Seeds on Ice: Svalbard and the Global Seed Vault
by Cary Fowler. Photography by Mari Tefre.
Prospecta Press, 2016 ($45)

To feed the world's growing population, global food production must soar by 50 percent by the middle of this century. That goal will be impossible if we do not protect and capitalize on the genetic diversity of the planet's crops. Enter the Svalbard Global Seed Vault, a repository of roughly half a million types of seeds buried inside the Arctic ice of the eponymous Norwegian islands. There variations from all the major food crops—including species we eat everyday and heirloom varieties no longer grown—are stored for safekeeping in case local versions are destroyed by natural or political disaster. One of the founders of the seed vault, agriculturist Fowler, describes the project's mission in this large-format book illustrated with photographs of the seeds, their repository and the stark beauty of the barren landscape that has become home to humanity's hope for a fecund future.

Denying to the Grave: Why We Ignore the Facts That Will Save Us
by Sara E. Gorman and Jack M. Gorman.
Oxford University Press, 2016 ($29.95)

Perfectly intelligent people refuse to vaccinate their children, believe that owning guns protects them from violence, doubt the safety of genetically modified foods and hold many other scientifically untenable positions. Why do so many cling to beliefs that run counter to evidence? Sara Gorman, a public health expert, and Jack Gorman, a psychiatrist, investigate the psychological factors that lead to such self-defeating denial of facts and conclude that normal, evolutionarily adaptive tendencies act against us. These include fear of complexity, misestimating risk, and our propensity to look for patterns that confirm our beliefs and to lis-ten to charismatic leaders. “This means that simple education is not going to be sufficient to reverse science denial,” the authors write, but countering the mental predilections that lead to it offers hope.

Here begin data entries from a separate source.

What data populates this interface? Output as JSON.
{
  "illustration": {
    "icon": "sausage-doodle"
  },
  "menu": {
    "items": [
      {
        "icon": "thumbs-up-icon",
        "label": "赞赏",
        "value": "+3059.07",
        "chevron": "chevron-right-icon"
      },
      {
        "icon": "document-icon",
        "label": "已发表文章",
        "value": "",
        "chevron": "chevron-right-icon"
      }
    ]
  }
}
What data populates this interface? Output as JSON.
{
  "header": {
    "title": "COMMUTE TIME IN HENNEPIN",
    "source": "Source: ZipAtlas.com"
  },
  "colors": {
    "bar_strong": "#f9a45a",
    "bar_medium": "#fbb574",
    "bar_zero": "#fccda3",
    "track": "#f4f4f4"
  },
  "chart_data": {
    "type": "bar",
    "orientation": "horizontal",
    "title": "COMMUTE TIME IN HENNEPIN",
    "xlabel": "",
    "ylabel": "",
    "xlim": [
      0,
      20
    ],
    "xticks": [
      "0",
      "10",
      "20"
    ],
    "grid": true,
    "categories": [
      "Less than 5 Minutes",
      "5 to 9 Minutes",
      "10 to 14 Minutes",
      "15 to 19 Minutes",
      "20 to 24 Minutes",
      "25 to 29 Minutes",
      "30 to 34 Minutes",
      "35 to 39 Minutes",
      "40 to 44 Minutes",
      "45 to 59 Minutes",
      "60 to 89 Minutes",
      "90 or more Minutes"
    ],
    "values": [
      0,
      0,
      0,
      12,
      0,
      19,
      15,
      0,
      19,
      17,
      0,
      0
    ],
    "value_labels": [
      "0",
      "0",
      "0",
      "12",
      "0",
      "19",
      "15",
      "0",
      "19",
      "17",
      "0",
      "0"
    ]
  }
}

All These Worlds Are Yours: The Scientific Search for Alien Life
by Jon Willis.
Yale University Press, 2016 ($30)

“The search for life beyond Earth is in the throes of a revolution,” writes astronomer Willis in this primer on the prospects for finding E.T. The plethora of exoplanets recently discovered, as well as advances in telescope technology and solar system exploration, has transformed astrobiology in the past couple of decades, giving scientists their first hard data about worlds both within our solar system and outside it that might be hospitable to life. Willis describes the pros and cons of looking for creatures in several likely hotspots, among them Mars, Saturn's moons Titan and Enceladus, Jupiter's moon Europa and planets farther afield. He also makes what he calls “informed speculation” about what types of organisms might call such locales home and how they might differ from familiar life-forms.

Patient H.M.: A Story of Memory, Madness and Family Secrets
by Luke Dittrich.
Random House, 2016 ($28)

Much of what we know about memory comes from a man who lost his. Henry Molaison, known as patient H.M., the most studied subject in the history of neuroscience, had brain surgery in 1953 to treat epilepsy. Not only did the operation fail to cure him; it permanently robbed him of the ability to form new memories. Until he died in 2008, Molaison could recall life before the surgery, but he never created lasting impressions of anything that happened afterward. The tragic consequences for Molaison were a turning point for science—for the first time researchers could locate the seat of memory in the area of his brain that was removed. Journalist Dittrich, the grandson of the surgeon who performed the operation, recounts Molaison's life, grapples with the damage his grandfather caused and parses the knowledge that came of it.